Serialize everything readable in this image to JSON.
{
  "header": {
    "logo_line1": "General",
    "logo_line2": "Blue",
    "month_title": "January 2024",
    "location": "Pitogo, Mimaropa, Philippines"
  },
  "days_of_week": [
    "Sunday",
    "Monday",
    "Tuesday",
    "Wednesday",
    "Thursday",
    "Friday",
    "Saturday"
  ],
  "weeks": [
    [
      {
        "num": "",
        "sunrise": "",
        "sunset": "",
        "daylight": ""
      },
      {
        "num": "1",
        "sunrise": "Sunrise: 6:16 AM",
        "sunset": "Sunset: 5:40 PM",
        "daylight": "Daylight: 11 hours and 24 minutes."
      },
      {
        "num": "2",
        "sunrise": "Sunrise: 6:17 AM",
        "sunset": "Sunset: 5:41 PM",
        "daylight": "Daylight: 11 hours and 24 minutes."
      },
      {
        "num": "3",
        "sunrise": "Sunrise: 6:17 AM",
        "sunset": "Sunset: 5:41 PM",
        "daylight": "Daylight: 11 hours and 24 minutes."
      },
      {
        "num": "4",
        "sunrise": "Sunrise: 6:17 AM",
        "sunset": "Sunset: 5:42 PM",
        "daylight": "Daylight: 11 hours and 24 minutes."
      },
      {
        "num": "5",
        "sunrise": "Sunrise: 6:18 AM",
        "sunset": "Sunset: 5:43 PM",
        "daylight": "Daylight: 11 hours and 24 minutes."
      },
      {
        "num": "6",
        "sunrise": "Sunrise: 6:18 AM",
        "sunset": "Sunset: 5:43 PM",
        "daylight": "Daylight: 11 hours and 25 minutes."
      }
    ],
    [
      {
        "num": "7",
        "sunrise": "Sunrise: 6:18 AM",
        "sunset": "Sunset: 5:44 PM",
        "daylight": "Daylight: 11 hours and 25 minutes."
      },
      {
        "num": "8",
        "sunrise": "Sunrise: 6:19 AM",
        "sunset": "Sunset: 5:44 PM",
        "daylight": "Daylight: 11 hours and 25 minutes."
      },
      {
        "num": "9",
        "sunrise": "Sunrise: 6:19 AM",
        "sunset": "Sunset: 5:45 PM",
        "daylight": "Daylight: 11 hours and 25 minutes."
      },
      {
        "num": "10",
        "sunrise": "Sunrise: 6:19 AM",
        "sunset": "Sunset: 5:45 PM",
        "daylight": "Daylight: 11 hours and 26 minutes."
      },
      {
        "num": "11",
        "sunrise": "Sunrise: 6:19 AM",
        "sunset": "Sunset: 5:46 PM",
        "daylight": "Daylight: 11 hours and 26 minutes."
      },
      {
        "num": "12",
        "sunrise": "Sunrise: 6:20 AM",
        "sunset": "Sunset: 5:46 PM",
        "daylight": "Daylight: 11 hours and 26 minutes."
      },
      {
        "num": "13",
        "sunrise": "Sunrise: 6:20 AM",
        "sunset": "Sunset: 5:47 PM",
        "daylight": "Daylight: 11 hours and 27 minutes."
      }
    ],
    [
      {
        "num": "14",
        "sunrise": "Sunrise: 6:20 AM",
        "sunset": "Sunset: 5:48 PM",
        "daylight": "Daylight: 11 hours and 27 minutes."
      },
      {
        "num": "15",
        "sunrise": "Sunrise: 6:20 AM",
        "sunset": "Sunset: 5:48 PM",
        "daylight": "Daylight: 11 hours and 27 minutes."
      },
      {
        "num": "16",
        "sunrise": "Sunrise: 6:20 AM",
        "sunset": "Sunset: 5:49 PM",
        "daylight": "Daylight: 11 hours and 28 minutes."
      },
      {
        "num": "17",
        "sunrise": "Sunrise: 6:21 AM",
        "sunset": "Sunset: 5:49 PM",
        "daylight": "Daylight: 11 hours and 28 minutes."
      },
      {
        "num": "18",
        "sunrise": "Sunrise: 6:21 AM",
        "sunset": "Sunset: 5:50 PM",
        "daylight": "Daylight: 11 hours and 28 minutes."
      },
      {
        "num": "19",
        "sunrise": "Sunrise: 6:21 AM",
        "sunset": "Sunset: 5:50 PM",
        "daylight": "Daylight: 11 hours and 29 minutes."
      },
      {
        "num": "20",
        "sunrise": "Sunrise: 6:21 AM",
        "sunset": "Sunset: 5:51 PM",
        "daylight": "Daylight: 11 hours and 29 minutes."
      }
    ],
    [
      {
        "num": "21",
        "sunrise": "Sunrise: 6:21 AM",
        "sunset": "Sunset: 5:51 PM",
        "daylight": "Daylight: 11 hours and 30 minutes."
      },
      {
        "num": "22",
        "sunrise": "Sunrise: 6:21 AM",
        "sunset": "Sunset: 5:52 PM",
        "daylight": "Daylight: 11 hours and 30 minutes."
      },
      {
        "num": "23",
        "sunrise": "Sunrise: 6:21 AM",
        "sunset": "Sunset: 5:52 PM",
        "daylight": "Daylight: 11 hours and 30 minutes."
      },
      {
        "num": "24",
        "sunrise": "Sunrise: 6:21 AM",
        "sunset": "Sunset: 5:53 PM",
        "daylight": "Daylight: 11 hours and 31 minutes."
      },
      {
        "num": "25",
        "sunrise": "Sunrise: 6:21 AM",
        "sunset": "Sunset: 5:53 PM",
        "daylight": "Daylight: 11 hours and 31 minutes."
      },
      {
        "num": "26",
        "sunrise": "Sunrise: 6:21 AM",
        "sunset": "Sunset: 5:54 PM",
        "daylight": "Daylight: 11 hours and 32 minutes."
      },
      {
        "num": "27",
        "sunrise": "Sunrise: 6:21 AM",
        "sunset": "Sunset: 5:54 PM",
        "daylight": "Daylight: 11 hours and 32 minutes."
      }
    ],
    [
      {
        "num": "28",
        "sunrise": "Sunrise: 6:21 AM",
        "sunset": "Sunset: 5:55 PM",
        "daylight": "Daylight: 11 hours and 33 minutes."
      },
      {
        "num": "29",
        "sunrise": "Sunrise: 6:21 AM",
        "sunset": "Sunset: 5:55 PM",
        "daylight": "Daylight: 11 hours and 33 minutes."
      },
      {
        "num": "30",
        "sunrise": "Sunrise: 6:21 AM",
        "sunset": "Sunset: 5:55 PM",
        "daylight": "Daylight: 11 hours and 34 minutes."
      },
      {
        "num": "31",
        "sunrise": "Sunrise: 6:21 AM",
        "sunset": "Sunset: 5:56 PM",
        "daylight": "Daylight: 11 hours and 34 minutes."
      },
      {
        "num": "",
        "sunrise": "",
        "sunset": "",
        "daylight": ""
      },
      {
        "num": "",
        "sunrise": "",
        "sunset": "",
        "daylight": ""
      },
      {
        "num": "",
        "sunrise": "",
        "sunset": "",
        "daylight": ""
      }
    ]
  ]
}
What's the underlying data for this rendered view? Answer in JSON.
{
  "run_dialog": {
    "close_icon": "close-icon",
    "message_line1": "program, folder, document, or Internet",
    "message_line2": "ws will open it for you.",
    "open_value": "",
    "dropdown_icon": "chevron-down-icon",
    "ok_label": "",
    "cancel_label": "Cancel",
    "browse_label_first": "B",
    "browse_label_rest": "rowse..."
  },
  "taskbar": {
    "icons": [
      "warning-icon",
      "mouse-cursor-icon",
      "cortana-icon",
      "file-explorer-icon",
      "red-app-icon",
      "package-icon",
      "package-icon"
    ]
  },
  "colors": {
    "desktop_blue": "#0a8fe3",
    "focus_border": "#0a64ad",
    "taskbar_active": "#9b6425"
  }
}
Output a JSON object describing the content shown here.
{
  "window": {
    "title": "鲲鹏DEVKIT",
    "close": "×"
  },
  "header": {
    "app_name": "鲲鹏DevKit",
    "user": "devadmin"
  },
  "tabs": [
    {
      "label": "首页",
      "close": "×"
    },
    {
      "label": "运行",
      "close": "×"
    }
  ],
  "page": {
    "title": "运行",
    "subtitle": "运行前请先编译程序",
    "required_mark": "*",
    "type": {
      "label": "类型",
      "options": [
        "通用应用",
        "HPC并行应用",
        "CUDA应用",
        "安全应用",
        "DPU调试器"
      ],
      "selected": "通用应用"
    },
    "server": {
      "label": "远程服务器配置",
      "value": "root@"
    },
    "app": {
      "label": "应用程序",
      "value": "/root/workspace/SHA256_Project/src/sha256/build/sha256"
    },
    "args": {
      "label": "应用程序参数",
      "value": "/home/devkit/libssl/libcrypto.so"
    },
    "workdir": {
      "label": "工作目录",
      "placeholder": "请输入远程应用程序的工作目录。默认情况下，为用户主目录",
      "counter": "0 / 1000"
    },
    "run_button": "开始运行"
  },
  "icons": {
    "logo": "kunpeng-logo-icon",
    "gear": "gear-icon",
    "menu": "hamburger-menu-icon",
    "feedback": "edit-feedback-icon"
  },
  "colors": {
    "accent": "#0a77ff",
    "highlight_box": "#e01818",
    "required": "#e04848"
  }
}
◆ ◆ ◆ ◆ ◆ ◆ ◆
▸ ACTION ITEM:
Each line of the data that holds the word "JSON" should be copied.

▸ SOLUTION FOR THIS TASK:
Serialize everything readable in this image to JSON.
What's the underlying data for this rendered view? Answer in JSON.
Output a JSON object describing the content shown here.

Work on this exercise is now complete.